■ Exercise requirements: Reprint all of the data below exactly as shown and skip every image.

■ Records for this exercise:
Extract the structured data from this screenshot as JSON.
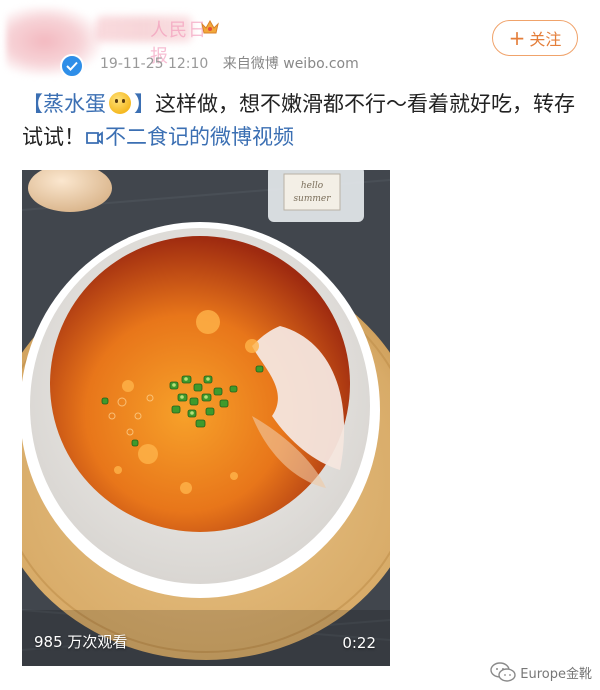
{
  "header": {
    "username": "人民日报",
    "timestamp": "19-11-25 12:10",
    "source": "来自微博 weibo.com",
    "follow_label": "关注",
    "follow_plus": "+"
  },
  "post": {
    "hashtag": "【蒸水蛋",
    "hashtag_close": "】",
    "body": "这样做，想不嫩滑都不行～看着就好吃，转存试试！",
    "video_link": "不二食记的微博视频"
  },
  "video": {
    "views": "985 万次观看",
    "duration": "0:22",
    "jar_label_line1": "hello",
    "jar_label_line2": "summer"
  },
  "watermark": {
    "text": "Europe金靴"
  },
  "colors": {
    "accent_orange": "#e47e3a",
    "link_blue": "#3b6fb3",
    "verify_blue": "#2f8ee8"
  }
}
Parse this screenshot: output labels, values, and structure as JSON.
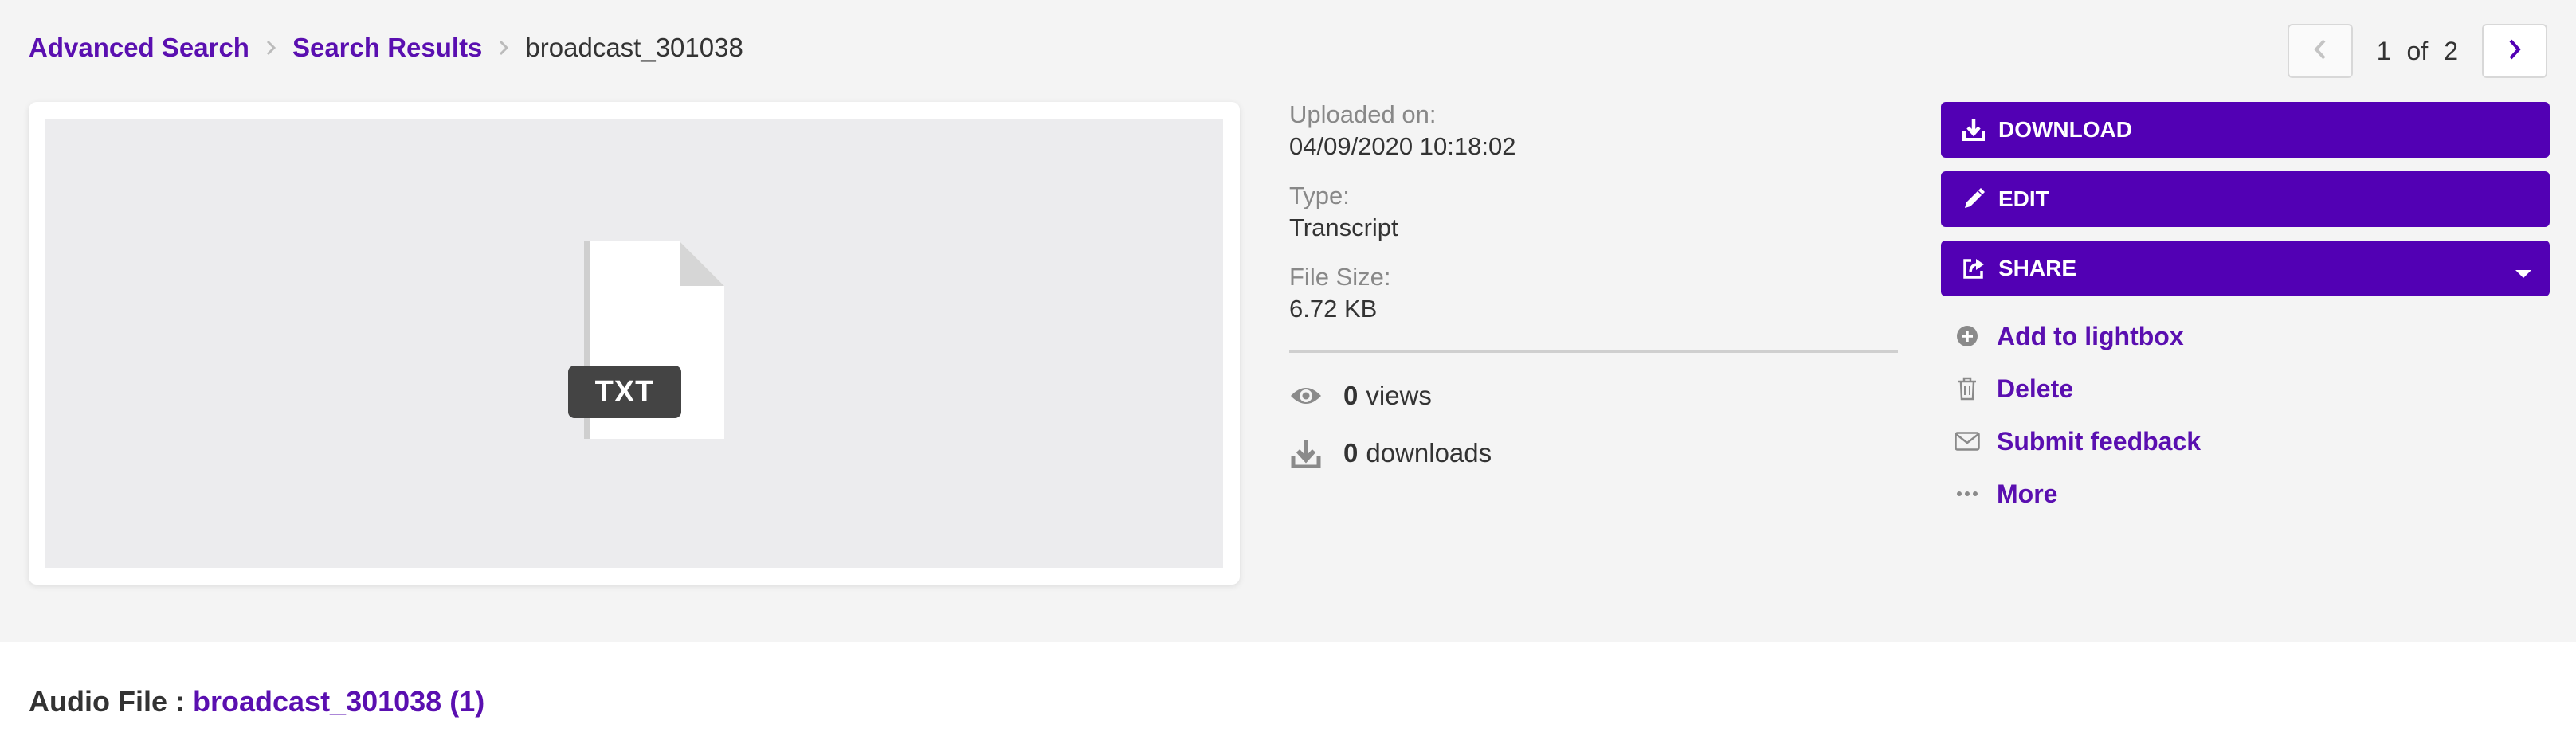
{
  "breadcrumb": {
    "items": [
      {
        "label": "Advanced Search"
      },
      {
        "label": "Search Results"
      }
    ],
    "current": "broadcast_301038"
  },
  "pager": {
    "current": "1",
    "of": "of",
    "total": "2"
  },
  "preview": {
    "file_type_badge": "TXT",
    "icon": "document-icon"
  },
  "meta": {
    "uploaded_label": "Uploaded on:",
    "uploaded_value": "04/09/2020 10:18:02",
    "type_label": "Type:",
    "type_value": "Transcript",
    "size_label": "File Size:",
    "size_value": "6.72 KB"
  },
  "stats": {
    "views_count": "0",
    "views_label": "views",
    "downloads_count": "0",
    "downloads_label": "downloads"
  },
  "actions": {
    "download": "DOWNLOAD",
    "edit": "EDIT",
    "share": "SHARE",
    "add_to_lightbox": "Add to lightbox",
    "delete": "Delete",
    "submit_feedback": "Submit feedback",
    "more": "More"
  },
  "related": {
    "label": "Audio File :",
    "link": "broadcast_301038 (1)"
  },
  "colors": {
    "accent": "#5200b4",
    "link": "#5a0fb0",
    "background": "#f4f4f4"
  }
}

■ Task solution:
Extract the structured data from this screenshot as JSON.
{
  "header": {
    "username": "人民日报",
    "timestamp": "19-11-25 12:10",
    "source": "来自微博 weibo.com",
    "follow_label": "关注",
    "follow_plus": "+"
  },
  "post": {
    "hashtag": "【蒸水蛋",
    "hashtag_close": "】",
    "body": "这样做，想不嫩滑都不行～看着就好吃，转存试试！",
    "video_link": "不二食记的微博视频"
  },
  "video": {
    "views": "985 万次观看",
    "duration": "0:22",
    "jar_label_line1": "hello",
    "jar_label_line2": "summer"
  },
  "watermark": {
    "text": "Europe金靴"
  },
  "colors": {
    "accent_orange": "#e47e3a",
    "link_blue": "#3b6fb3",
    "verify_blue": "#2f8ee8"
  }
}
Parse this screenshot: output labels, values, and structure as JSON.
{
  "breadcrumb": {
    "items": [
      {
        "label": "Advanced Search"
      },
      {
        "label": "Search Results"
      }
    ],
    "current": "broadcast_301038"
  },
  "pager": {
    "current": "1",
    "of": "of",
    "total": "2"
  },
  "preview": {
    "file_type_badge": "TXT",
    "icon": "document-icon"
  },
  "meta": {
    "uploaded_label": "Uploaded on:",
    "uploaded_value": "04/09/2020 10:18:02",
    "type_label": "Type:",
    "type_value": "Transcript",
    "size_label": "File Size:",
    "size_value": "6.72 KB"
  },
  "stats": {
    "views_count": "0",
    "views_label": "views",
    "downloads_count": "0",
    "downloads_label": "downloads"
  },
  "actions": {
    "download": "DOWNLOAD",
    "edit": "EDIT",
    "share": "SHARE",
    "add_to_lightbox": "Add to lightbox",
    "delete": "Delete",
    "submit_feedback": "Submit feedback",
    "more": "More"
  },
  "related": {
    "label": "Audio File :",
    "link": "broadcast_301038 (1)"
  },
  "colors": {
    "accent": "#5200b4",
    "link": "#5a0fb0",
    "background": "#f4f4f4"
  }
}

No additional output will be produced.